--- Your assignment ---
Go line by line through the entries below and copy those containing the string "target".

--- The data ---

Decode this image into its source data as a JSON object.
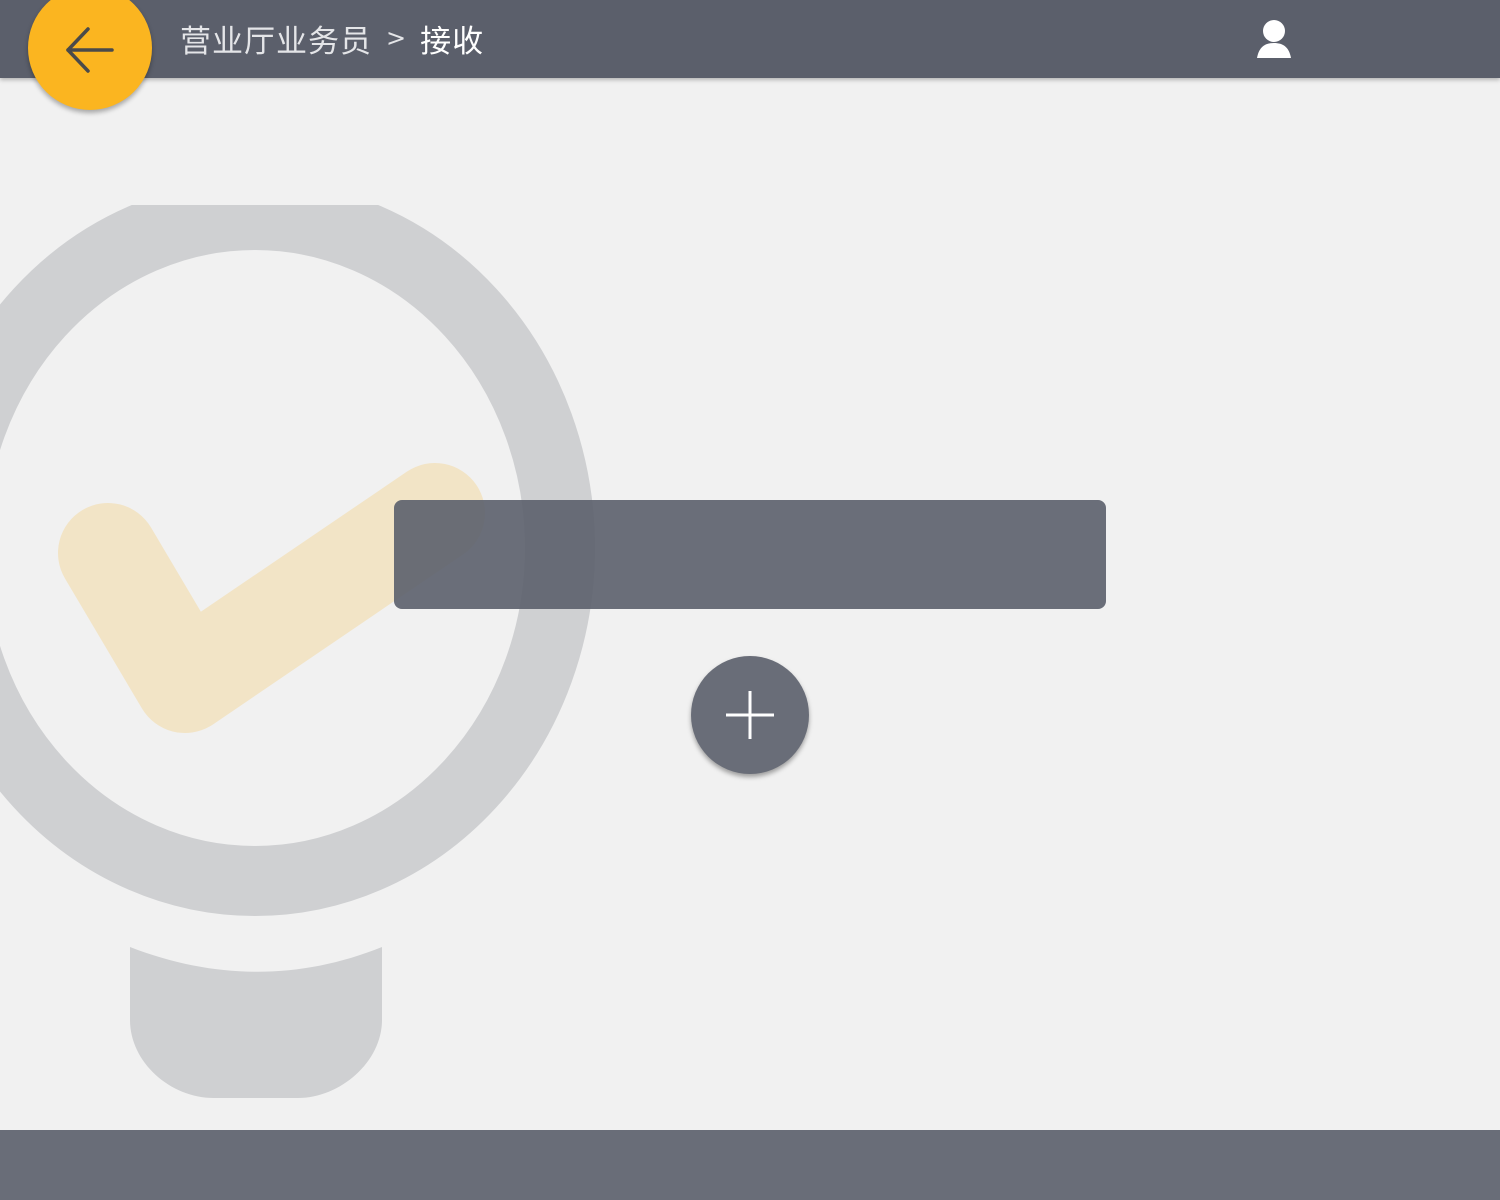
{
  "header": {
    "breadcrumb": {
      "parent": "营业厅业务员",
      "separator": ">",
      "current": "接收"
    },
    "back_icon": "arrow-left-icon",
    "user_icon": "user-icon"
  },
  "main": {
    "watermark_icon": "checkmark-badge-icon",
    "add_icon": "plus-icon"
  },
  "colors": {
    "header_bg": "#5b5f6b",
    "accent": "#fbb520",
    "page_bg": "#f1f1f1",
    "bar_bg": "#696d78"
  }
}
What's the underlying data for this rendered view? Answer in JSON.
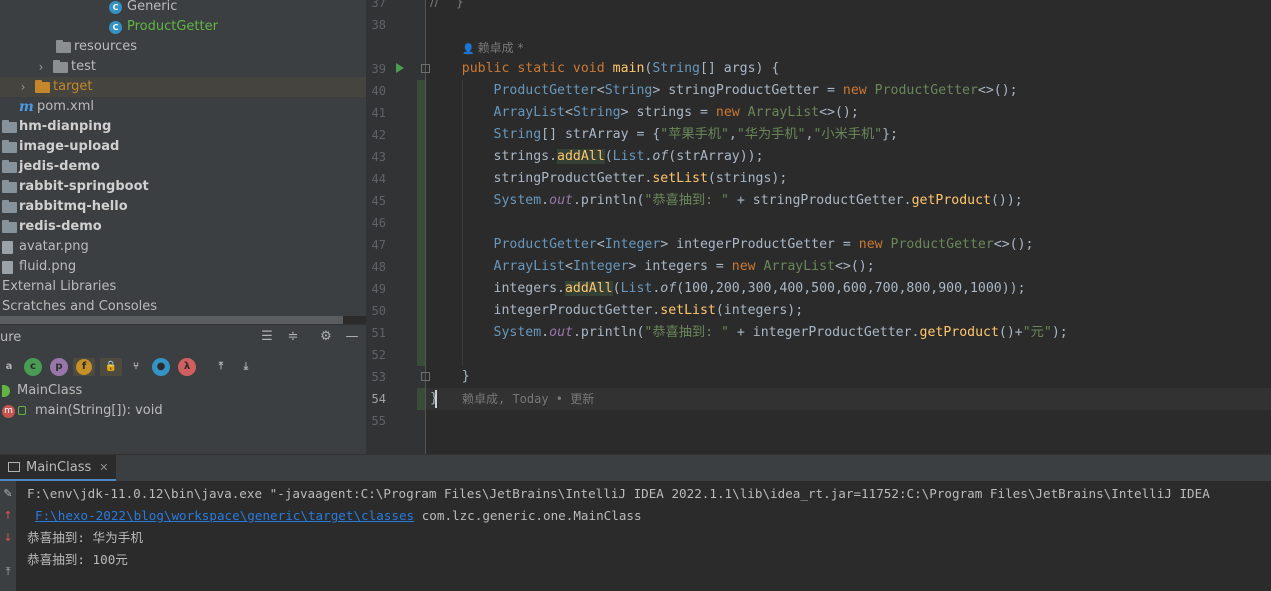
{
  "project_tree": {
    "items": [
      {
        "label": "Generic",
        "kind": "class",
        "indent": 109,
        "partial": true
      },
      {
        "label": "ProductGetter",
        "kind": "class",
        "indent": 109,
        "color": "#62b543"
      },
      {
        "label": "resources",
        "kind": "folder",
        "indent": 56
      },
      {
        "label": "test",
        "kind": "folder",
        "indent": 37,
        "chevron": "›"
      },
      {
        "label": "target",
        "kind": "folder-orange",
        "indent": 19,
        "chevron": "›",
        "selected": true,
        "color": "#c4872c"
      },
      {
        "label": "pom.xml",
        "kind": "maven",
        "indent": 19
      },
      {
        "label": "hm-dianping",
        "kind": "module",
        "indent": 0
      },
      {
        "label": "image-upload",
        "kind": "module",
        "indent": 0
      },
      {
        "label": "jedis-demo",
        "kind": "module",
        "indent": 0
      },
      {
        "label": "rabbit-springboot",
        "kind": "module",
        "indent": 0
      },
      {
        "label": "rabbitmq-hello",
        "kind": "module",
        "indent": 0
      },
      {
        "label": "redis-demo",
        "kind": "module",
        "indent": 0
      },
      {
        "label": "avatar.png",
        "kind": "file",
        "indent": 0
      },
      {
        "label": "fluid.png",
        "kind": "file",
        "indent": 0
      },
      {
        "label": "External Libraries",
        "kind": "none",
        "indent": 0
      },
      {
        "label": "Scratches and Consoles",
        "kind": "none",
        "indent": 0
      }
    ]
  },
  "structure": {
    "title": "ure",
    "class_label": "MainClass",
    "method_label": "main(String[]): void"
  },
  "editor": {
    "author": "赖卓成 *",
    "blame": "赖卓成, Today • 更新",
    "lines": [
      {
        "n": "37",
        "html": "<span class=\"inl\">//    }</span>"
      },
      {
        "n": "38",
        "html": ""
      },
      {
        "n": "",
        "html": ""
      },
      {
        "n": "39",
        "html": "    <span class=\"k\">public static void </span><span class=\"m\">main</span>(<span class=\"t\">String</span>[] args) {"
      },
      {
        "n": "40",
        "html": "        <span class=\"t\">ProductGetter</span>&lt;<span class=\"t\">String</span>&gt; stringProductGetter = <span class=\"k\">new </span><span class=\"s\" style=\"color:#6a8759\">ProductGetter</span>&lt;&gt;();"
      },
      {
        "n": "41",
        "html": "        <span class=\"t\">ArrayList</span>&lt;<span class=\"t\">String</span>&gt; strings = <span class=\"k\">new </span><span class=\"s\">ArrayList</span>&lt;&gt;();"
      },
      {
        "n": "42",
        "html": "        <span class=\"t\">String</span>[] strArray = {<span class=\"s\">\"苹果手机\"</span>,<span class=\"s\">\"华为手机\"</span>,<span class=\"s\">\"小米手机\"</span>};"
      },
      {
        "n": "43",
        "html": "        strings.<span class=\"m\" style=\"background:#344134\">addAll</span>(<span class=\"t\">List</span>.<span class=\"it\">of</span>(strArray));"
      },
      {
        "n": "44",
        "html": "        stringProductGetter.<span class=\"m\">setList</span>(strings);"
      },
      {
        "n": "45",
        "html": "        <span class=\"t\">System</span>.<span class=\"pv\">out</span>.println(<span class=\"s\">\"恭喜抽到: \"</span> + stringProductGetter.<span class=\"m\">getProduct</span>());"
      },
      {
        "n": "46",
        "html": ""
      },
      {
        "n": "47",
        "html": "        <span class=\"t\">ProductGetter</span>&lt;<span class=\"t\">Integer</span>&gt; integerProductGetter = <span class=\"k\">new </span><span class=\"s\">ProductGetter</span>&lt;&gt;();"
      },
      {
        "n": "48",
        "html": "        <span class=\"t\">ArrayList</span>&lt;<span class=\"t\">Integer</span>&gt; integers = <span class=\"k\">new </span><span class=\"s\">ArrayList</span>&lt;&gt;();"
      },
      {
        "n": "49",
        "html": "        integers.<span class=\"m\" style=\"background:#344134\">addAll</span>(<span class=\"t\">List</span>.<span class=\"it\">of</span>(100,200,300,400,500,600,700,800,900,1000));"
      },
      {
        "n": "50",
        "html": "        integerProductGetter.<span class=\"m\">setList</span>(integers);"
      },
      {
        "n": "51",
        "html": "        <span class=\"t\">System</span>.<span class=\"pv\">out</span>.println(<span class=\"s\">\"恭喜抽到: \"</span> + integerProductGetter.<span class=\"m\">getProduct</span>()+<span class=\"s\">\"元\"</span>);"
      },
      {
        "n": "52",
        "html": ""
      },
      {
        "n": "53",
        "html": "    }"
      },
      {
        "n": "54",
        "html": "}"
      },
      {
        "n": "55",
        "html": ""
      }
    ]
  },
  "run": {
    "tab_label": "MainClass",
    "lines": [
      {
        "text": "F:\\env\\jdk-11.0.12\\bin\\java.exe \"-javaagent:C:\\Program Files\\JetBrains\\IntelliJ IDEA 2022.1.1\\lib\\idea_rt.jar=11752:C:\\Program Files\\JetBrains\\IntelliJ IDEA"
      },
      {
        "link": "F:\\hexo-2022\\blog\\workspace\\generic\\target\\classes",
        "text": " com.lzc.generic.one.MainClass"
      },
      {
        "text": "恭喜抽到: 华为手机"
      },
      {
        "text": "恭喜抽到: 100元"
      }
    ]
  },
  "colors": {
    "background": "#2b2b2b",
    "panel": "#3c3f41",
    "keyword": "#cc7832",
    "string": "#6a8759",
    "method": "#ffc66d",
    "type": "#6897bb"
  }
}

--- Final answer ---
        "label": "target",
        "link": "F:\\hexo-2022\\blog\\workspace\\generic\\target\\classes",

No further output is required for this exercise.